> However, I was suggesting that we _could_ use this opportunity to
> express an unambiguous piece of evidence that clients should use
> SMIMEA-processing, and should _not_ use a specific cert (even though
> it may not be universally revoked).

Well if the DNS is not available, you won't see the DNS revocation
either.  So I think you're imagining a situation were a client is
often disconnected, and caches certificates.

In that case, I would suggest the following strategy for an SMIMEA
capable MUA:

    Each signed message received by the MUA is initially in an
    unknown verificaiton state.  When an SMIMEA lookup is successful,
    and returns a usable certificate the message is marked permanently
    valid (certificate valid at time of message receipt).  The
    certificate can be cached for the shortest of the TTL of the
    SMIMEA RRset, the RRSIG expiration time and a configurable
    local cache limit (suggested default 7 days).

    Each new message received generates a new background attempt
    to determine the SMIMEA records, but if cached data is available,
    a cached certificate can be used (lies within RRSIG lifetime).

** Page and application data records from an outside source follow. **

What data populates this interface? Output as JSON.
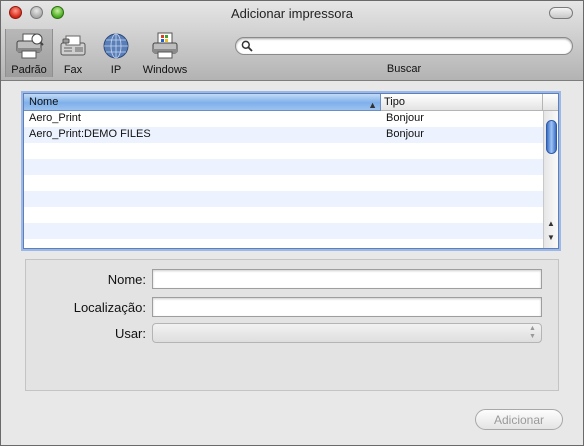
{
  "window": {
    "title": "Adicionar impressora"
  },
  "toolbar": {
    "items": [
      {
        "label": "Padrão",
        "icon": "default-printer-icon"
      },
      {
        "label": "Fax",
        "icon": "fax-icon"
      },
      {
        "label": "IP",
        "icon": "ip-globe-icon"
      },
      {
        "label": "Windows",
        "icon": "windows-printer-icon"
      }
    ],
    "selected": "Padrão",
    "search": {
      "value": "",
      "placeholder": "",
      "label": "Buscar"
    }
  },
  "printer_list": {
    "columns": [
      "Nome",
      "Tipo"
    ],
    "sort_column": "Nome",
    "rows": [
      {
        "name": "Aero_Print",
        "type": "Bonjour"
      },
      {
        "name": "Aero_Print:DEMO FILES",
        "type": "Bonjour"
      }
    ]
  },
  "form": {
    "name_label": "Nome:",
    "name_value": "",
    "location_label": "Localização:",
    "location_value": "",
    "use_label": "Usar:",
    "use_value": ""
  },
  "buttons": {
    "add_label": "Adicionar",
    "add_enabled": false
  },
  "colors": {
    "selected_header": "#7fb0ea",
    "row_stripe": "#edf3fe",
    "scroll_thumb": "#3b6ec4"
  }
}
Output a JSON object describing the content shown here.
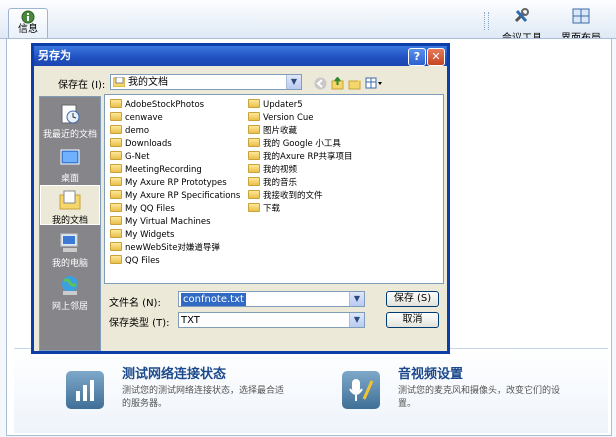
{
  "toolbar": {
    "info_tab": "信息",
    "meeting_tools": "会议工具",
    "layout": "界面布局"
  },
  "dialog": {
    "title": "另存为",
    "save_in_label": "保存在 (I):",
    "location": "我的文档",
    "places": [
      "我最近的文档",
      "桌面",
      "我的文档",
      "我的电脑",
      "网上邻居"
    ],
    "files_left": [
      {
        "name": "AdobeStockPhotos",
        "icon": "folder-icon"
      },
      {
        "name": "cenwave",
        "icon": "folder-icon"
      },
      {
        "name": "demo",
        "icon": "folder-icon"
      },
      {
        "name": "Downloads",
        "icon": "folder-icon"
      },
      {
        "name": "G-Net",
        "icon": "folder-icon"
      },
      {
        "name": "MeetingRecording",
        "icon": "folder-icon"
      },
      {
        "name": "My Axure RP Prototypes",
        "icon": "folder-icon"
      },
      {
        "name": "My Axure RP Specifications",
        "icon": "folder-icon"
      },
      {
        "name": "My QQ Files",
        "icon": "folder-icon"
      },
      {
        "name": "My Virtual Machines",
        "icon": "folder-icon"
      },
      {
        "name": "My Widgets",
        "icon": "folder-icon"
      },
      {
        "name": "newWebSite对嫌道导弹",
        "icon": "folder-icon"
      },
      {
        "name": "QQ Files",
        "icon": "folder-icon"
      }
    ],
    "files_right": [
      {
        "name": "Updater5",
        "icon": "folder-icon"
      },
      {
        "name": "Version Cue",
        "icon": "folder-icon"
      },
      {
        "name": "图片收藏",
        "icon": "pictures-folder-icon"
      },
      {
        "name": "我的 Google 小工具",
        "icon": "folder-icon"
      },
      {
        "name": "我的Axure RP共享项目",
        "icon": "folder-icon"
      },
      {
        "name": "我的视频",
        "icon": "folder-icon"
      },
      {
        "name": "我的音乐",
        "icon": "music-folder-icon"
      },
      {
        "name": "我接收到的文件",
        "icon": "folder-icon"
      },
      {
        "name": "下载",
        "icon": "folder-icon"
      }
    ],
    "filename_label": "文件名 (N):",
    "filename_value": "confnote.txt",
    "filetype_label": "保存类型 (T):",
    "filetype_value": "TXT",
    "save_button": "保存 (S)",
    "cancel_button": "取消"
  },
  "cards": [
    {
      "title": "测试网络连接状态",
      "desc": "测试您的测试网络连接状态，选择最合适的服务器。"
    },
    {
      "title": "音视频设置",
      "desc": "测试您的麦克风和摄像头，改变它们的设置。"
    }
  ]
}
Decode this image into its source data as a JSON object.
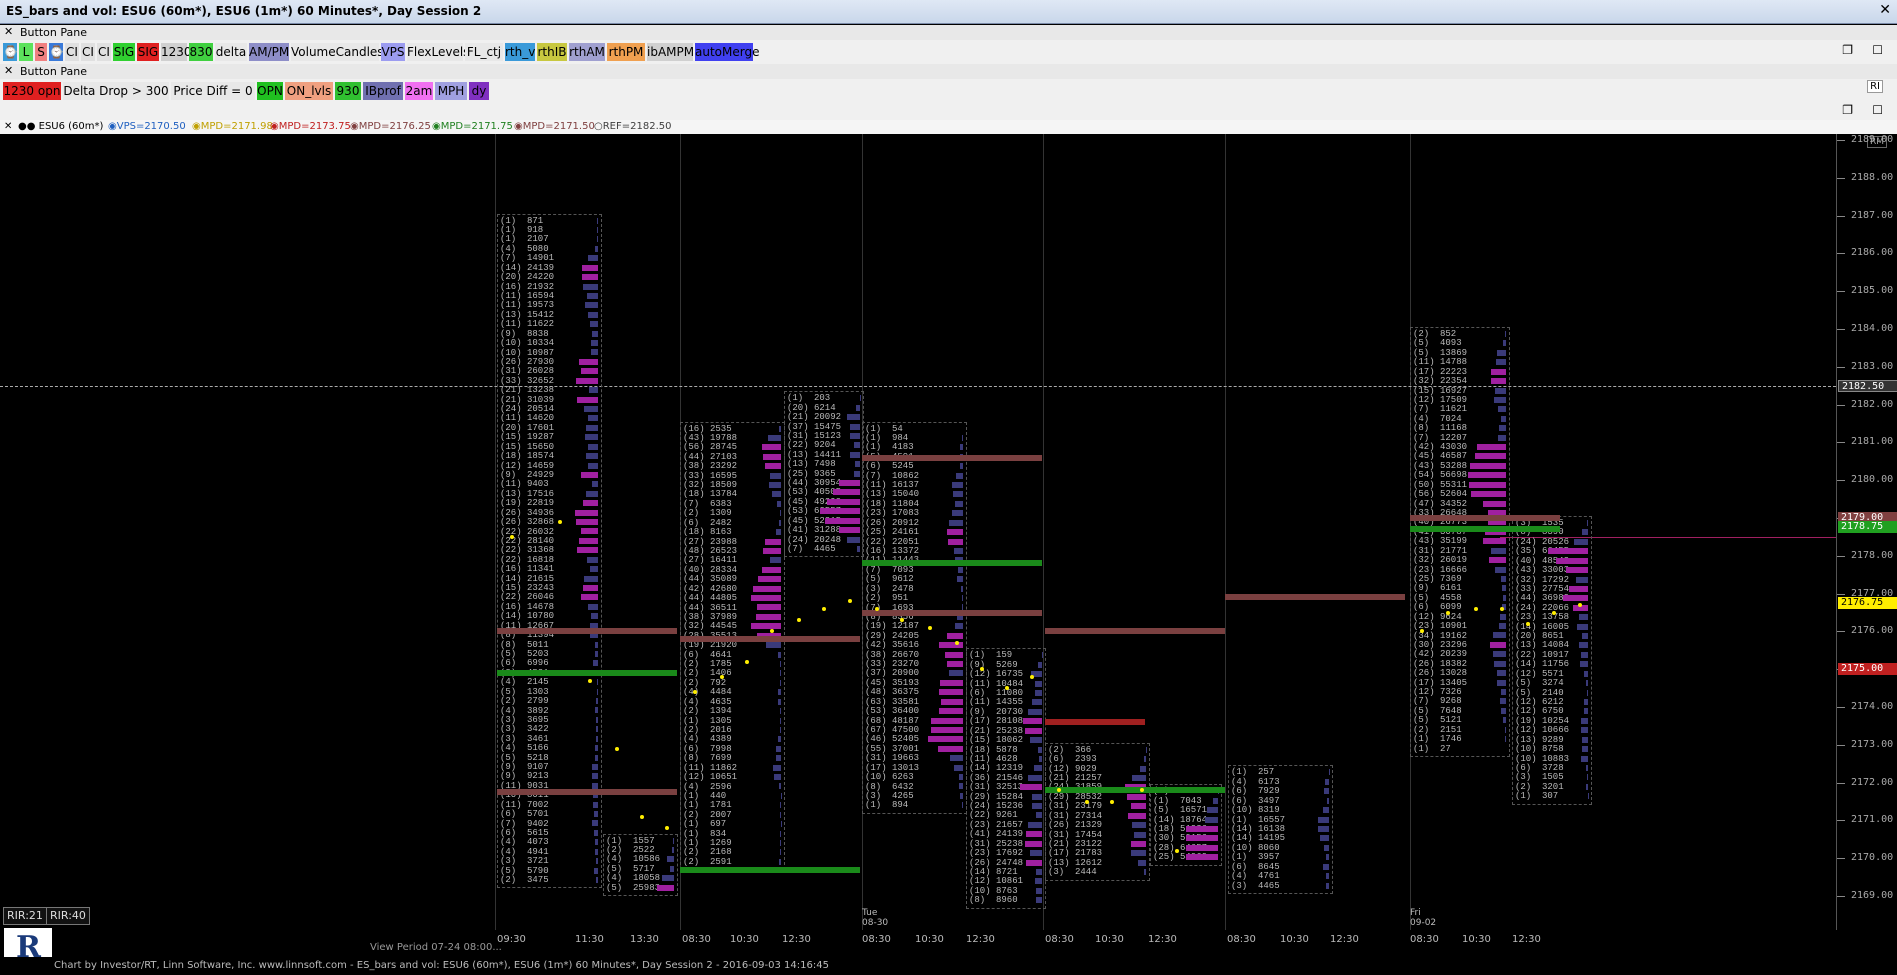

    Likewise, outgoing mail can be encrypted to a cached certificate
    only within its DNSSEC validity interval, but otherwise requires
    a new SMIMEA lookup.

Basically the MUA operates with a stored (rather than in-memory)
DANE RRset cache.

> > When the DANE associated data published for a user is a CA that
> > signs multiple EE certs and a particular user's keys need to be
> > revoked, the simplest solution is to publish an EE association for
> > that user until the revoked certificate expires.  Either way there
> > is a special EE DANE record for the user in question, but one or
> > more valid EE certs are more useful than a list of invalid EE certs.
> 
> As I think you said above, ``DANE records (SMIMEA, TLSA, ?) are
> maintained by the subject's domain and can be presumed *current*
> when the publishing domain is not negligent.'' I think it's a nice
> option to give DNS provisioning systems to set a flag in an RR that
> deauthorizes a cert w/o having to have the CA issue a new association.
> Perhaps I'm off here, but it seems far more complicated from an
> operational perspective to have to hop through a CA and get something
> issued in order to deauthorize a cert rather than just updating
> the RR, no?

I don't see any reason to de-authorize by publishing a blacklist,
when one can just simply stop publishing the record or replace a
TA record with an EE record.

-- 
	Viktor.